--- PROBLEM TO SOLVE ---
The listing below should be reproduced exactly, with the pictures omitted.

Start of Block

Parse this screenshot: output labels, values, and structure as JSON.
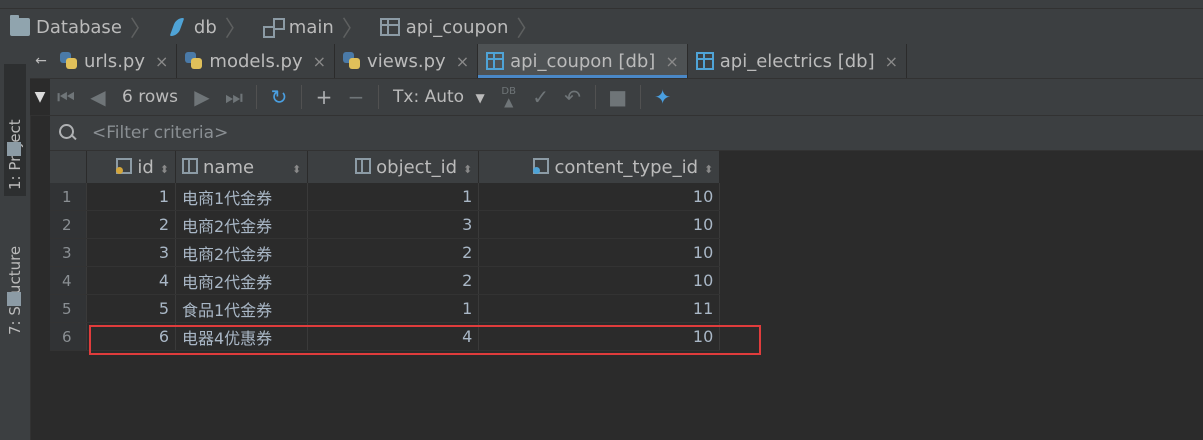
{
  "breadcrumb": [
    "Database",
    "db",
    "main",
    "api_coupon"
  ],
  "side_tabs": {
    "project": "1: Project",
    "structure": "7: Structure"
  },
  "tabs": [
    {
      "label": "urls.py",
      "icon": "python-file-icon"
    },
    {
      "label": "models.py",
      "icon": "python-file-icon"
    },
    {
      "label": "views.py",
      "icon": "python-file-icon"
    },
    {
      "label": "api_coupon [db]",
      "icon": "table-icon",
      "active": true
    },
    {
      "label": "api_electrics [db]",
      "icon": "table-icon"
    }
  ],
  "toolbar": {
    "rows_label": "6 rows",
    "tx_label": "Tx: Auto",
    "db_label": "DB"
  },
  "filter": {
    "placeholder": "<Filter criteria>"
  },
  "table": {
    "columns": [
      "id",
      "name",
      "object_id",
      "content_type_id"
    ],
    "rows": [
      {
        "n": "1",
        "id": "1",
        "name": "电商1代金券",
        "object_id": "1",
        "content_type_id": "10"
      },
      {
        "n": "2",
        "id": "2",
        "name": "电商2代金券",
        "object_id": "3",
        "content_type_id": "10"
      },
      {
        "n": "3",
        "id": "3",
        "name": "电商2代金券",
        "object_id": "2",
        "content_type_id": "10"
      },
      {
        "n": "4",
        "id": "4",
        "name": "电商2代金券",
        "object_id": "2",
        "content_type_id": "10"
      },
      {
        "n": "5",
        "id": "5",
        "name": "食品1代金券",
        "object_id": "1",
        "content_type_id": "11"
      },
      {
        "n": "6",
        "id": "6",
        "name": "电器4优惠券",
        "object_id": "4",
        "content_type_id": "10"
      }
    ]
  },
  "colors": {
    "highlight": "#e03c3c",
    "accent": "#4a88c7",
    "background": "#2b2b2b"
  }
}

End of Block

--- RESPONSE BOX ---
Parse this screenshot: output labels, values, and structure as JSON.
{
  "breadcrumb": [
    "Database",
    "db",
    "main",
    "api_coupon"
  ],
  "side_tabs": {
    "project": "1: Project",
    "structure": "7: Structure"
  },
  "tabs": [
    {
      "label": "urls.py",
      "icon": "python-file-icon"
    },
    {
      "label": "models.py",
      "icon": "python-file-icon"
    },
    {
      "label": "views.py",
      "icon": "python-file-icon"
    },
    {
      "label": "api_coupon [db]",
      "icon": "table-icon",
      "active": true
    },
    {
      "label": "api_electrics [db]",
      "icon": "table-icon"
    }
  ],
  "toolbar": {
    "rows_label": "6 rows",
    "tx_label": "Tx: Auto",
    "db_label": "DB"
  },
  "filter": {
    "placeholder": "<Filter criteria>"
  },
  "table": {
    "columns": [
      "id",
      "name",
      "object_id",
      "content_type_id"
    ],
    "rows": [
      {
        "n": "1",
        "id": "1",
        "name": "电商1代金券",
        "object_id": "1",
        "content_type_id": "10"
      },
      {
        "n": "2",
        "id": "2",
        "name": "电商2代金券",
        "object_id": "3",
        "content_type_id": "10"
      },
      {
        "n": "3",
        "id": "3",
        "name": "电商2代金券",
        "object_id": "2",
        "content_type_id": "10"
      },
      {
        "n": "4",
        "id": "4",
        "name": "电商2代金券",
        "object_id": "2",
        "content_type_id": "10"
      },
      {
        "n": "5",
        "id": "5",
        "name": "食品1代金券",
        "object_id": "1",
        "content_type_id": "11"
      },
      {
        "n": "6",
        "id": "6",
        "name": "电器4优惠券",
        "object_id": "4",
        "content_type_id": "10"
      }
    ]
  },
  "colors": {
    "highlight": "#e03c3c",
    "accent": "#4a88c7",
    "background": "#2b2b2b"
  }
}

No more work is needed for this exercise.